Already stripped of his refereeing licence, Halil Ibrahim Dincdag, 33, vows to fight on to restore his career and, if need be, go as far as the European Court of Human Rights.
"I have not committed a crime, I have not defamed my profession. I'm only a homosexual," he told AFP from Istanbul, where he was on "self-exile" after leaving his home in Trabzon, a conservative bastion on the Black Sea coast.
Dincdag's "coming out" last month was an act of unprecedented courage in a country where gays are widely ostracised and derisive words such as "fag" are among the favourite booing chants against referees at the stadiums.
"Since then, my life has turned into hell," he said, explaining that he lost not only his licence but was also "thanked" for his services by a radio station in Trabzon, where he used to do a programme.
"I have inadvertently become a standard-bearer of the homosexual struggle" in Turkey, he said timidly, adding he still had the support of his family, which includes an imam brother.

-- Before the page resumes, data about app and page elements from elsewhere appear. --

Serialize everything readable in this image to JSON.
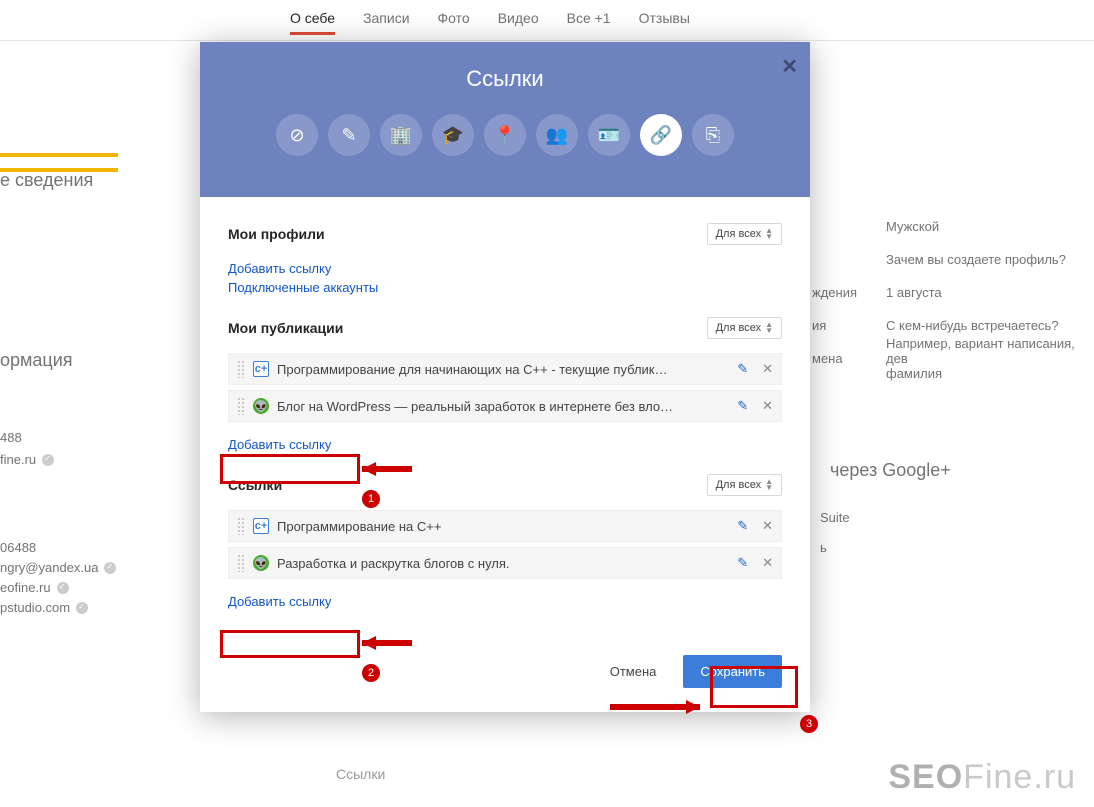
{
  "nav": {
    "tabs": [
      "О себе",
      "Записи",
      "Фото",
      "Видео",
      "Все +1",
      "Отзывы"
    ],
    "active_index": 0
  },
  "background": {
    "info_heading": "ормация",
    "info_heading_right": "е сведения",
    "phone": "488",
    "site": "fine.ru",
    "right_labels": [
      "",
      "",
      "ждения",
      "ия",
      "мена"
    ],
    "right_values": [
      "Мужской",
      "Зачем вы создаете профиль?",
      "1 августа",
      "С кем-нибудь встречаетесь?",
      "Например, вариант написания, дев\nфамилия"
    ],
    "contacts_heading_phone": "06488",
    "contacts_emails": [
      "ngry@yandex.ua",
      "eofine.ru",
      "pstudio.com"
    ],
    "gplus_heading": "через Google+",
    "gplus_items": [
      "Suite",
      "ь"
    ],
    "links_bottom_label": "Ссылки"
  },
  "modal": {
    "title": "Ссылки",
    "icons": [
      "link-icon",
      "pencil-icon",
      "building-icon",
      "graduation-icon",
      "pin-icon",
      "people-icon",
      "id-card-icon",
      "chain-icon",
      "translate-icon"
    ],
    "active_icon": 7,
    "sections": {
      "profiles": {
        "title": "Мои профили",
        "visibility": "Для всех",
        "add_link": "Добавить ссылку",
        "connected": "Подключенные аккаунты"
      },
      "publications": {
        "title": "Мои публикации",
        "visibility": "Для всех",
        "items": [
          {
            "favicon": "cpp",
            "text": "Программирование для начинающих на C++ - текущие публик…"
          },
          {
            "favicon": "alien",
            "text": "Блог на WordPress — реальный заработок в интернете без вло…"
          }
        ],
        "add_link": "Добавить ссылку"
      },
      "links": {
        "title": "Ссылки",
        "visibility": "Для всех",
        "items": [
          {
            "favicon": "cpp",
            "text": "Программирование на C++"
          },
          {
            "favicon": "alien",
            "text": "Разработка и раскрутка блогов с нуля."
          }
        ],
        "add_link": "Добавить ссылку"
      }
    },
    "footer": {
      "cancel": "Отмена",
      "save": "Сохранить"
    }
  },
  "annotations": {
    "n1": "1",
    "n2": "2",
    "n3": "3"
  },
  "watermark": {
    "bold": "SEO",
    "rest": "Fine.ru"
  }
}
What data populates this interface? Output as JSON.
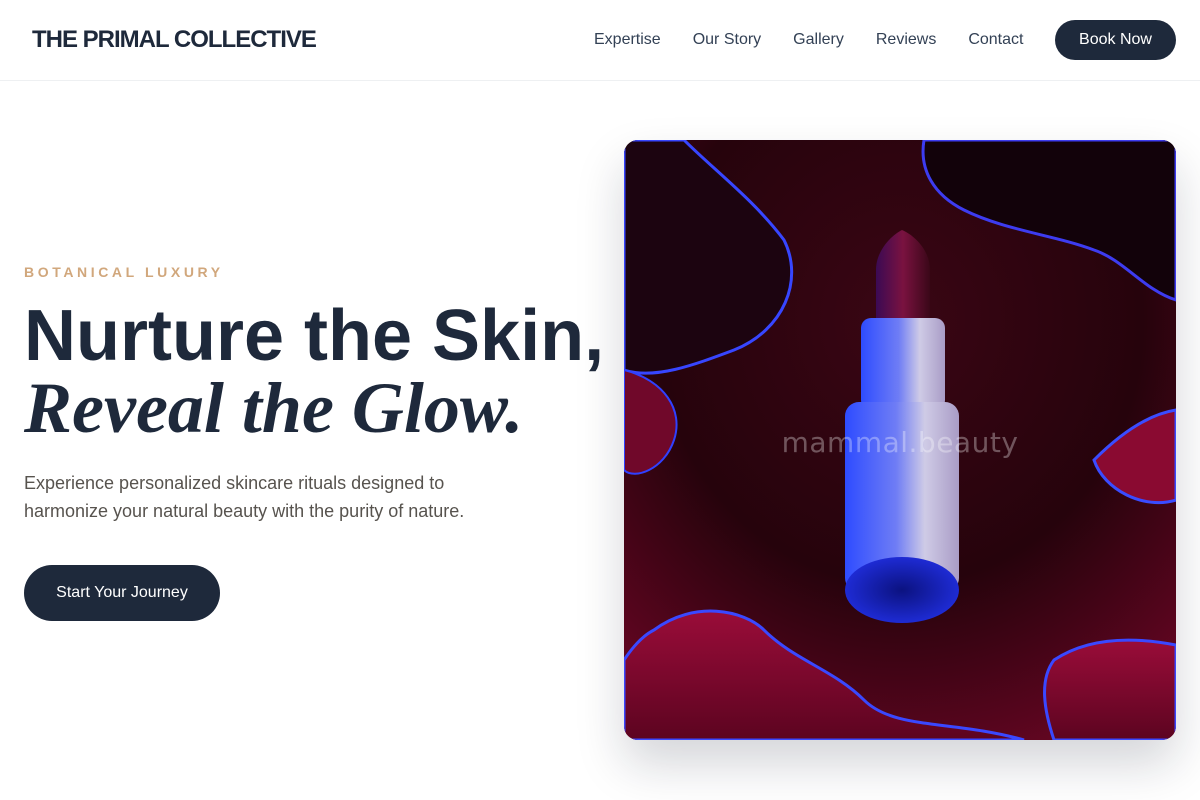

The Turkish Football Federation dug around to find an argument to revoke Dincdag's licence: since he was exempt from military service due to his homosexuality, thus falling into the army's classification of "unfit", the federation said he would be physically unfit for a refereeing job as well.
Scrambling to defend the move, federation vice president Lutfi Aribogan argued that Dincdag was a mediocre referee lacking "talent" and would have never made it anyway from the amateur to the professional league.
But as criticism of the decision mounted, the head of the referees' board said the door remained open for Dincdag to return to the fold even though he did not explain how.
"They are not sincere... In any case, they would not like to see me at the matches," Dincdag said.
Despite his pessimism, Dincdag is bent on fighting to restore his licence and has already lodged an appeal at the courts.
"If necessary, I will go even to the European Court of Human Rights," he said.
Despite his personal plight, Dincdag's "coming out" is a cause for celebration at the offices of KAOS-GL, the increasingly outspoken group for gay and lesbian rights in Turkey, where the referee's case is hailed as a step forward for the movement.
Turkey's bid to join the European Union, in which respect for human rights is a key condition, has already "contributed to a better understanding of homosexuals" in the country, said Ali Erol, a senior KAOS-GL member.
He complained, however, that "Turkey, which has managed to break taboos on the Armenian genocide and the Kurdish problem, is yet to openly face the reality of homosexuality."
Unlike most Muslim countries, which punish homosexuality -- some with death, Turkey has never criminalised same-sex relationships and homosexual traditions can be traced back to the palaces of Ottoman sultans.
But even though gays today figure among the country's top celebrities, prejudice against the ordinary homosexual remains strong in daily life.
Police are notoriously harsh against transsexual prostitutes. Several of them have been killed in "hate murders" in recent years.
"While an openly homosexual mayor is running Paris, we are still at the point of discussing whether a homosexual can run a football match," grumbled Murat Soylemez, Dincdag's lawyer.